During military exhibitions, the Termit drone was displayed with three launchers.

S-8L launchers under the belly of a Termit helicopter drone displayed at a military expo in russia / Open source archive photo

Also, the Termit must be equipped with a targeting pod on the rotorcraft's nose to guide the rockets, but none are visible in the production facility video.

Targeting system of the Termit helicopter drone
Targeting system of the Termit helicopter drone / Open source archive photo

Speaking of the rotorcraft in general, Termit's predecessor is the BVS-VT 450 unmanned helicopter, which NPP Strela began developing back in 2016. Termit is the combat version, and there is also a civilian one called the SmartHELI-450.

Most likely, the military drone inherited the specifications of its original, as follows: maximum take-off weight 450 kg, empty weight 270 kg, maximum speed 150 km/h, cruising speed 90 km/h, service ceiling 3,500 m, and maximum flight duration is 6 hours. All data is according to russian sources.

BVS-VT 450 unmanned rotorcraft / Open source photo
BVS-VT 450 unmanned rotorcraft / Open source archive photo

Worth noting, it is quite difficult to assess whether this is just another video report for propaganda purposes or if it shows a real production.
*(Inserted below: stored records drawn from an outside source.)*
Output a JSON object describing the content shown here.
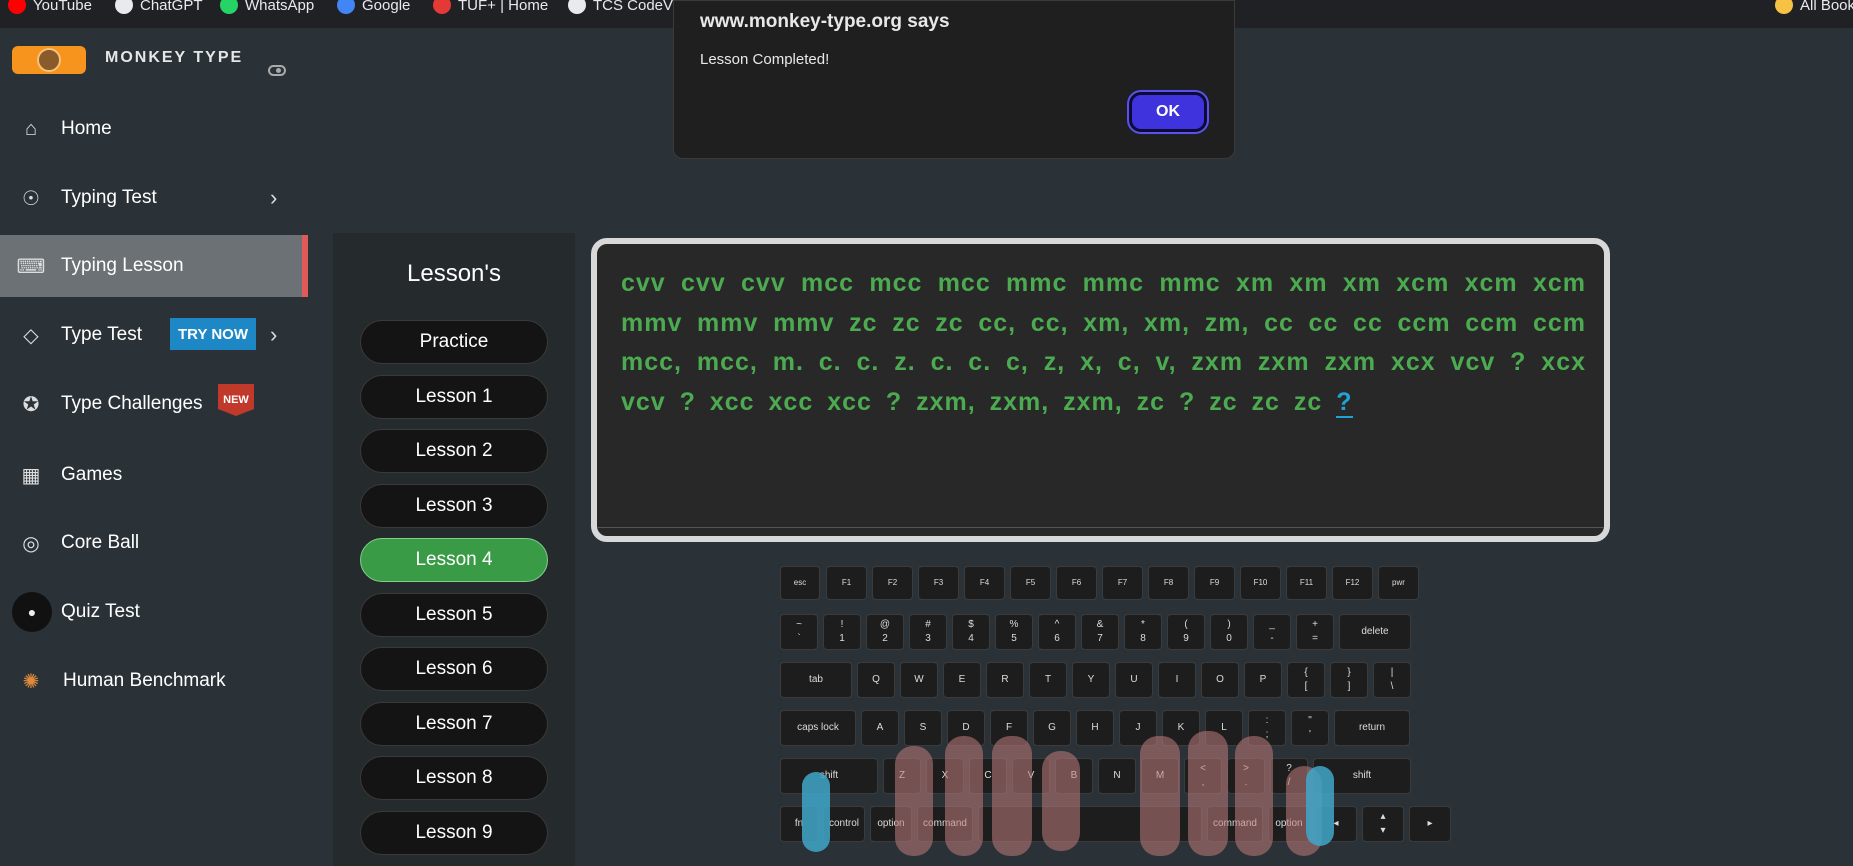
{
  "bookmarks": [
    {
      "label": "YouTube",
      "icon": "youtube-icon",
      "color": "#ff0000"
    },
    {
      "label": "ChatGPT",
      "icon": "chatgpt-icon",
      "color": "#e8eaed"
    },
    {
      "label": "WhatsApp",
      "icon": "whatsapp-icon",
      "color": "#25d366"
    },
    {
      "label": "Google",
      "icon": "google-icon",
      "color": "#4285f4"
    },
    {
      "label": "TUF+ | Home",
      "icon": "tuf-icon",
      "color": "#e53935"
    },
    {
      "label": "TCS CodeVi",
      "icon": "tcs-icon",
      "color": "#e8eaed"
    },
    {
      "label": "All Book",
      "icon": "folder-icon",
      "color": "#f6c244"
    }
  ],
  "sidebar": {
    "brand": "MONKEY TYPE",
    "items": [
      {
        "label": "Home",
        "icon": "home-icon"
      },
      {
        "label": "Typing Test",
        "icon": "github-icon",
        "chevron": "›"
      },
      {
        "label": "Typing Lesson",
        "icon": "keyboard-icon",
        "active": true
      },
      {
        "label": "Type Test",
        "icon": "gitlab-icon",
        "chevron": "›",
        "badge": "TRY NOW"
      },
      {
        "label": "Type Challenges",
        "icon": "award-icon",
        "badge": "NEW"
      },
      {
        "label": "Games",
        "icon": "grid-icon"
      },
      {
        "label": "Core Ball",
        "icon": "target-icon"
      },
      {
        "label": "Quiz Test",
        "icon": "quiz-avatar-icon"
      },
      {
        "label": "Human Benchmark",
        "icon": "brain-icon"
      }
    ]
  },
  "lessons": {
    "header": "Lesson's",
    "items": [
      "Practice",
      "Lesson 1",
      "Lesson 2",
      "Lesson 3",
      "Lesson 4",
      "Lesson 5",
      "Lesson 6",
      "Lesson 7",
      "Lesson 8",
      "Lesson 9"
    ],
    "current": "Lesson 4"
  },
  "typing": {
    "typed": "cvv cvv cvv mcc mcc mcc mmc mmc mmc xm xm xm xcm xcm xcm mmv mmv mmv zc zc zc cc, cc, xm, xm, zm, cc cc cc ccm ccm ccm mcc, mcc, m. c. c. z. c. c. c, z, x, c, v, zxm zxm zxm xcx vcv ? xcx vcv ? xcc xcc xcc ? zxm, zxm, zxm, zc ? zc zc zc",
    "cursor_char": "?",
    "typed_color": "#4caa50",
    "cursor_color": "#1fa3d6"
  },
  "keyboard": {
    "fn_row": [
      "esc",
      "F1",
      "F2",
      "F3",
      "F4",
      "F5",
      "F6",
      "F7",
      "F8",
      "F9",
      "F10",
      "F11",
      "F12",
      "pwr"
    ],
    "num_row": [
      [
        "~",
        "`"
      ],
      [
        "!",
        "1"
      ],
      [
        "@",
        "2"
      ],
      [
        "#",
        "3"
      ],
      [
        "$",
        "4"
      ],
      [
        "%",
        "5"
      ],
      [
        "^",
        "6"
      ],
      [
        "&",
        "7"
      ],
      [
        "*",
        "8"
      ],
      [
        "(",
        "9"
      ],
      [
        ")",
        "0"
      ],
      [
        "_",
        "-"
      ],
      [
        "+",
        "="
      ],
      [
        "",
        "delete"
      ]
    ],
    "q_row": [
      "tab",
      "Q",
      "W",
      "E",
      "R",
      "T",
      "Y",
      "U",
      "I",
      "O",
      "P",
      "{\n[",
      "}\n]",
      "|\n\\"
    ],
    "a_row": [
      "caps lock",
      "A",
      "S",
      "D",
      "F",
      "G",
      "H",
      "J",
      "K",
      "L",
      ":\n;",
      "\"\n'",
      "return"
    ],
    "z_row": [
      "shift",
      "Z",
      "X",
      "C",
      "V",
      "B",
      "N",
      "M",
      "<\n,",
      ">\n.",
      "?\n/",
      "shift"
    ],
    "bottom_row": [
      "fn",
      "control",
      "option",
      "command",
      "",
      "command",
      "option",
      "◂",
      "▴\n▾",
      "▸"
    ]
  },
  "dialog": {
    "title": "www.monkey-type.org says",
    "message": "Lesson Completed!",
    "ok_label": "OK"
  }
}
The reason to doubt any progress with this project stems from the fact that russia started developing and contracting Termit drones before its full-scale invasion of Ukraine. Therefore, some of the components used in the production could have fallen under international sanctions and became unobtainable, especially engines and electronics.

Additionally, the combat effectiveness of Termit relies on the availability and serial production of S-8L missiles, and there has been no news about it for a while now.

Regardless, the demonstration of these drones should be taken into account. They may end up in Ukrainian frontlines eventually, even as part of "trial by fire" tests. Moreover, it is a signal calling for tighter sanctions against the russian federation.

Read more: Engineers in russia Cannot Decide if Their 6th Gen Aircraft Should be Unmanned or Piloted